GM designer, Harley Earl, kicks off "Project Opel," pulling together a special project crew to design and develop a roadster that would compete with the European sports cars of that era.
The first production Corvettes all had Polo White exteriors, red interiors, and black canvas soft tops. Three hundred were made and all were powered by 150 hp engines that could go from 0 to 60 mph in 11 seconds. The base price? $3,490 (or $33,481 in 2019 dollars).
Zora Arkus-Duntov sets a sedan-class record by more than two minutes, when he drives a disguised 1956 Corvette with a V-8 engine to the top of Colorado's Pikes Peak, ascending the 4,303 meter summit in just over 17 minutes.
Alan Shepard, the first American in space, was given a new Corvette as a token of appreciation for his bravery, kicking off a long-standing relationship with NASA, including building the lunar rover.
The Corvette is totally restyled based on Bill Mitchell's 1959 Sting Ray race car. It's the first year two body styles were offered, a convertible and the famous split rear window coupe. Sadly, a year later, the split-window is eliminated because it intruded into the driver's rearward vision.
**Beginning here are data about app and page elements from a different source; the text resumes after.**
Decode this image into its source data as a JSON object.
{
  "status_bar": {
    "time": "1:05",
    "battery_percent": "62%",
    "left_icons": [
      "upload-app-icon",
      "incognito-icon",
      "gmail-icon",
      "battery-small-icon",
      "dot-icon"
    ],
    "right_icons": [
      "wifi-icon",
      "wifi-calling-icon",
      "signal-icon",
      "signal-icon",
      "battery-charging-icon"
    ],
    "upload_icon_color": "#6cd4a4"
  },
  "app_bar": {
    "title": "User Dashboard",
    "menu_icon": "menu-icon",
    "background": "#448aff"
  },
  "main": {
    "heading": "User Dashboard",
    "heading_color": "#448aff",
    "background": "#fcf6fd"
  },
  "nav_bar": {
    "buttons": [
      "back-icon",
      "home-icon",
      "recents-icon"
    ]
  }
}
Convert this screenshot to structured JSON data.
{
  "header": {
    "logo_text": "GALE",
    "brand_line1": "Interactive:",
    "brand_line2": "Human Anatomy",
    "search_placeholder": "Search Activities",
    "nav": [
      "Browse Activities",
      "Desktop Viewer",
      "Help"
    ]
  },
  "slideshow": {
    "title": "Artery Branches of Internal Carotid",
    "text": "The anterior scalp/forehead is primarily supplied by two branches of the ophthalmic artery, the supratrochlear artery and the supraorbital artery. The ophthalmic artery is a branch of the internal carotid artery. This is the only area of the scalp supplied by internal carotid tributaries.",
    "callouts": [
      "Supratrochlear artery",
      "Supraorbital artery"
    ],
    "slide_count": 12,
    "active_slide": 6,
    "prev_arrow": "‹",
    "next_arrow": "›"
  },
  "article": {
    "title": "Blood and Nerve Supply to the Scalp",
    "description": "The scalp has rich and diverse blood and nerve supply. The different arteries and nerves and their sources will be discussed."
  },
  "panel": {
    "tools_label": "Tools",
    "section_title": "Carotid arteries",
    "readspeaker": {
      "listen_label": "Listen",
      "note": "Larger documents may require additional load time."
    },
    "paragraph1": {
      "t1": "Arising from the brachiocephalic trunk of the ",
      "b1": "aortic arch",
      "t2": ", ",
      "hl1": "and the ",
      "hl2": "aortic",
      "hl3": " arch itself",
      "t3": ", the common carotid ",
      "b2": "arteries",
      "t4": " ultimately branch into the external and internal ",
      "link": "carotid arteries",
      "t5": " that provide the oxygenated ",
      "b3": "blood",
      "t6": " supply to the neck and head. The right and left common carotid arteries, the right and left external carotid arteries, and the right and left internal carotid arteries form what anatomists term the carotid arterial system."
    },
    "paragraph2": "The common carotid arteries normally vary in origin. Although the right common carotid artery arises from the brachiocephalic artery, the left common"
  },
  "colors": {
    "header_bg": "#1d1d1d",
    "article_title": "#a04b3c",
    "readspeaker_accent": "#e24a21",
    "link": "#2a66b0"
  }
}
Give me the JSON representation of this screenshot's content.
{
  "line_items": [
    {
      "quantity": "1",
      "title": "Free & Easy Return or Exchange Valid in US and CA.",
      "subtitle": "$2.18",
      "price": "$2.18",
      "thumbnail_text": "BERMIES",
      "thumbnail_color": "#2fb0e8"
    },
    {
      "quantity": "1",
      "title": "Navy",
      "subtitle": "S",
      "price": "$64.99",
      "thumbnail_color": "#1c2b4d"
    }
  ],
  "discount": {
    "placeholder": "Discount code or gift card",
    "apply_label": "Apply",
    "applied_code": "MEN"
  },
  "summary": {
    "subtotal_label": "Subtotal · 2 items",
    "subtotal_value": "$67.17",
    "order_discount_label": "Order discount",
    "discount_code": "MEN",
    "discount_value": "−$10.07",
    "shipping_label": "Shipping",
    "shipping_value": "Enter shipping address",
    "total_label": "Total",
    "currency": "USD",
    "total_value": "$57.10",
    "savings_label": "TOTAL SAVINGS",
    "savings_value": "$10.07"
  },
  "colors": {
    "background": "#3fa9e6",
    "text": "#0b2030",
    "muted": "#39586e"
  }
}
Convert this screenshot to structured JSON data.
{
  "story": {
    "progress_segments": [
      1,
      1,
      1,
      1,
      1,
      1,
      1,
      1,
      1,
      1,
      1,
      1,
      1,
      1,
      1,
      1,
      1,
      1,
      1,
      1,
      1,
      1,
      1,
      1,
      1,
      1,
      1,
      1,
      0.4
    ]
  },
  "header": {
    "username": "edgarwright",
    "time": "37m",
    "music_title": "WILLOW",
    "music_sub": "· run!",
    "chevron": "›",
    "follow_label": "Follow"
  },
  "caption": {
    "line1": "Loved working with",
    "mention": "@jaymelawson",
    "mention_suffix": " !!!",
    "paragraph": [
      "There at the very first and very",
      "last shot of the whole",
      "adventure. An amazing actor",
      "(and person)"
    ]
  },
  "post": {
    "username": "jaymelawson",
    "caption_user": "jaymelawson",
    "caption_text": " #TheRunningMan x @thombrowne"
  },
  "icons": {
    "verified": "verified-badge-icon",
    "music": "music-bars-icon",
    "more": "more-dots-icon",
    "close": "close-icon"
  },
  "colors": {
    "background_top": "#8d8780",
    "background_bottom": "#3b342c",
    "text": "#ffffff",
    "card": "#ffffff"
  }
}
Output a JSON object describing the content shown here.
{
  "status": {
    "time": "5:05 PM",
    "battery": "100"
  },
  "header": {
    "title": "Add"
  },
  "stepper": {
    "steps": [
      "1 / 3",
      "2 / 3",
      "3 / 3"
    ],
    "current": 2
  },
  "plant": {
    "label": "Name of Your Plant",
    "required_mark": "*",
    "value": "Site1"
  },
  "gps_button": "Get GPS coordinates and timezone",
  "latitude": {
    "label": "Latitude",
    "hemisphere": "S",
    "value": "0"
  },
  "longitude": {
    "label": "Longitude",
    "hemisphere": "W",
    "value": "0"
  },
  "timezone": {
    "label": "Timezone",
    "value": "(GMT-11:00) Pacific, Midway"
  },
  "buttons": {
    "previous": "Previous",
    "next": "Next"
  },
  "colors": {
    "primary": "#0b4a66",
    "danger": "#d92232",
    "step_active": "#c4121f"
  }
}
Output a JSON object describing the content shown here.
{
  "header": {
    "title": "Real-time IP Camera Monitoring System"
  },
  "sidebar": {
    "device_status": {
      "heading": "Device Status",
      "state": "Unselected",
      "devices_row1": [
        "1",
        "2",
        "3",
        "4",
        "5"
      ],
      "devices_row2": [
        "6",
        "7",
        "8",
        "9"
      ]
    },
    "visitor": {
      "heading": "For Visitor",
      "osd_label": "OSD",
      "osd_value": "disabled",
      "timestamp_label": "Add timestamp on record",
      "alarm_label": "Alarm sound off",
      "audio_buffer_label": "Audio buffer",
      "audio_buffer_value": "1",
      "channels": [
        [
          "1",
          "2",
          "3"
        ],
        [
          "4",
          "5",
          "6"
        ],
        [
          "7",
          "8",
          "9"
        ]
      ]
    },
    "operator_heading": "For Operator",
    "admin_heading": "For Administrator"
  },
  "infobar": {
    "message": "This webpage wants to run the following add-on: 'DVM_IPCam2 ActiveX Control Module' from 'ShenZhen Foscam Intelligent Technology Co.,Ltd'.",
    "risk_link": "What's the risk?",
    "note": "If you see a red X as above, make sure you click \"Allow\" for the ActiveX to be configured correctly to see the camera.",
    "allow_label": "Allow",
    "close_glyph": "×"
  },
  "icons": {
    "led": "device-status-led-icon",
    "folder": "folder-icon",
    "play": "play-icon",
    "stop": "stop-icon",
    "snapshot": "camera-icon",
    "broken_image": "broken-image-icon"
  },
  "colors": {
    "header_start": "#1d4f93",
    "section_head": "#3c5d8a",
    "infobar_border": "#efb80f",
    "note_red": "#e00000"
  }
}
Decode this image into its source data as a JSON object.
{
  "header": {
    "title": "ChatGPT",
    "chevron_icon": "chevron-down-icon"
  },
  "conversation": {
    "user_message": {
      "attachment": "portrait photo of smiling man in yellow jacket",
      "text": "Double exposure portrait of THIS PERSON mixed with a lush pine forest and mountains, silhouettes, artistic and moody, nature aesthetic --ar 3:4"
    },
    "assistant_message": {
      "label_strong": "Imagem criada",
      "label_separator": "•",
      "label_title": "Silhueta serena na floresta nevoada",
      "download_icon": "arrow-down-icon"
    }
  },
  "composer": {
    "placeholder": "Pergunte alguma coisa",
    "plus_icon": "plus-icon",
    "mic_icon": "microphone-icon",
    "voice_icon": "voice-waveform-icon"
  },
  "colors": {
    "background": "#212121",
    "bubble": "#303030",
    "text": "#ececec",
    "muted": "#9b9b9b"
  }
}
The third-generation Corvette rolls out with all-new sheetmetal exterior styled after the Mako Shark II concept car and becomes the first production vehicle to offer T-tops. Updates through 1982 include new bumpers and an integrated rear spoiler, while air conditioning, power windows and tilting and telescoping steering wheel became standard features.
The C4 Corvette was originally slated to roll out for 1983 but was delayed after setbacks due to parts and quality control. All-new from the ground up, the '84 Vette boasted an entirely new chassis for improved handling, a sleeker body design and digital gauge cluster inside.
The fifth-generation Corvette debuts as a convertible, targa top and fixed-roof coupe.
What distinguishes the C6 from recent predecessors were the fixed headlights that replaced the pop-up style lights that were a staple of the Vette's look for more than 40 years. Plus, the cabin was made a bit roomier for comfort and visibility while GPS navigation was offered for the first time.
The eighth-generation Corvette is unveiled with dramatic styling updates, from door handles concealed under the air intakes, visible carbon-fiber accented engine and a luxurious cockpit interior outfitted in genuine leather and metal. Plus, enough storage space for two golf bags.
Since 1994, the National Corvette Museum has celebrated the classic sports car with nearly 100 models in periodic settings, including mint classics and one-of-a-kind prototypes in Bowling Green, Kentucky, where the Corvette is manufactured.